**CAVEAT: I am a writer who has published paid material in this periodical**Editors Matthew X. Gomez and Cameron Mount announce in their editors’ notes that they have “a much better sense of the kind of stories [they’re] after” than was the case in previous issues. I agree with their assessment. Always competently written and original, Broadswords and Blasters takes on a much more distinctive identity with this issue—and that identity is WEIRD.This periodical has stood out for a while among the new pulp crowd in terms of the original concepts its stories address, and here, the story selections crank that distinction up to eleven. Herein you will find tongueless cowboys with skinless faces, computer code laced with magic, and cities which morph into constantly shifting Rubik’s Cubes.The writers in this issue are perhaps a more eclectic lot than in previous editions—veterans of semipro publications, but with backgrounds as professors of history and in artistic collectives and the like. The general quality of the prose and storytelling feels a bit more polished than was the case in issue #2, and elements such as dialogue and story structure play a larger role in making the stories fully immersive.This magazine hasn’t published a weak story at any point in its run, but any reviewer will have personal favorites. I’ll single out:MOSS by WILL BERNARDARA JR.—the tale of a cursed pirate with apparent access to a thesaurus. Bizarre, loquacious, utterly original.COMPARTMENTS by JOHN WAYNE COMUNALE—Set in a city in which all outdoor areas have been entirely enclosed, this story metaphorically explores the walls we build against the people with whom we are forced to spend time, and eschews the happy-sappy take on that concept in favor of something a bit spicier. Both character and concept-driven; the writer has a gift for juxtaposing realistic dialogue with surreal circumstances.VALERO SERVES A HUNGRY GRAVE by COY HALL—a fairly standard western, but extraordinarily well-written and cunningly structured.

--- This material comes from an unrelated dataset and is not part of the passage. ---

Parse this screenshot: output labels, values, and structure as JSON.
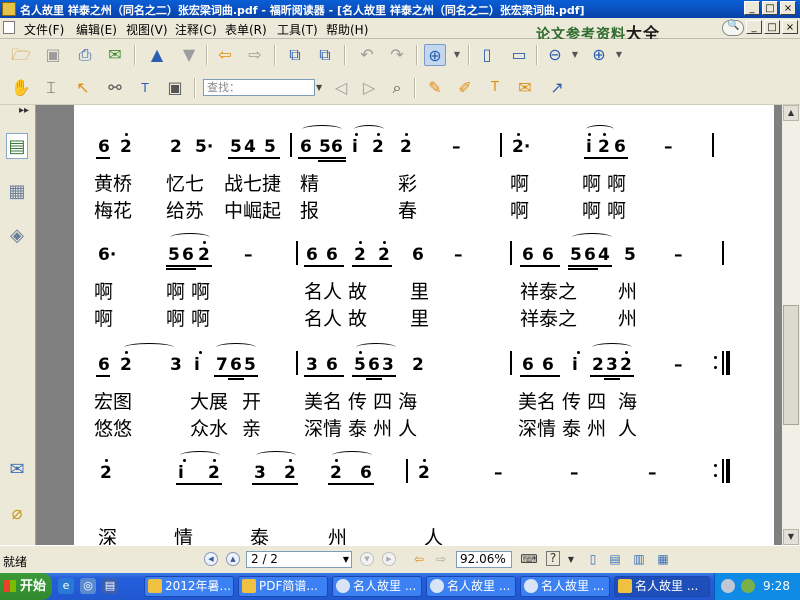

Disclosure - I received a free copy of this issue for an honest review. Gomez and Mount have stepped up their game in the third edition of their speculative fiction/pulp anthology. The writing is more smoother and the stories, in which you will find cowboys and pirates and drug runners and aliens, run deep. Typically, anthologies run hot and cold, with weak stories intermingled among strong ones. There's not a weak on in the bunch here. They share a common link, strong central characters facing stressful or life-threatening situations. Well-written and well-edited, this is a worthy addition to the series.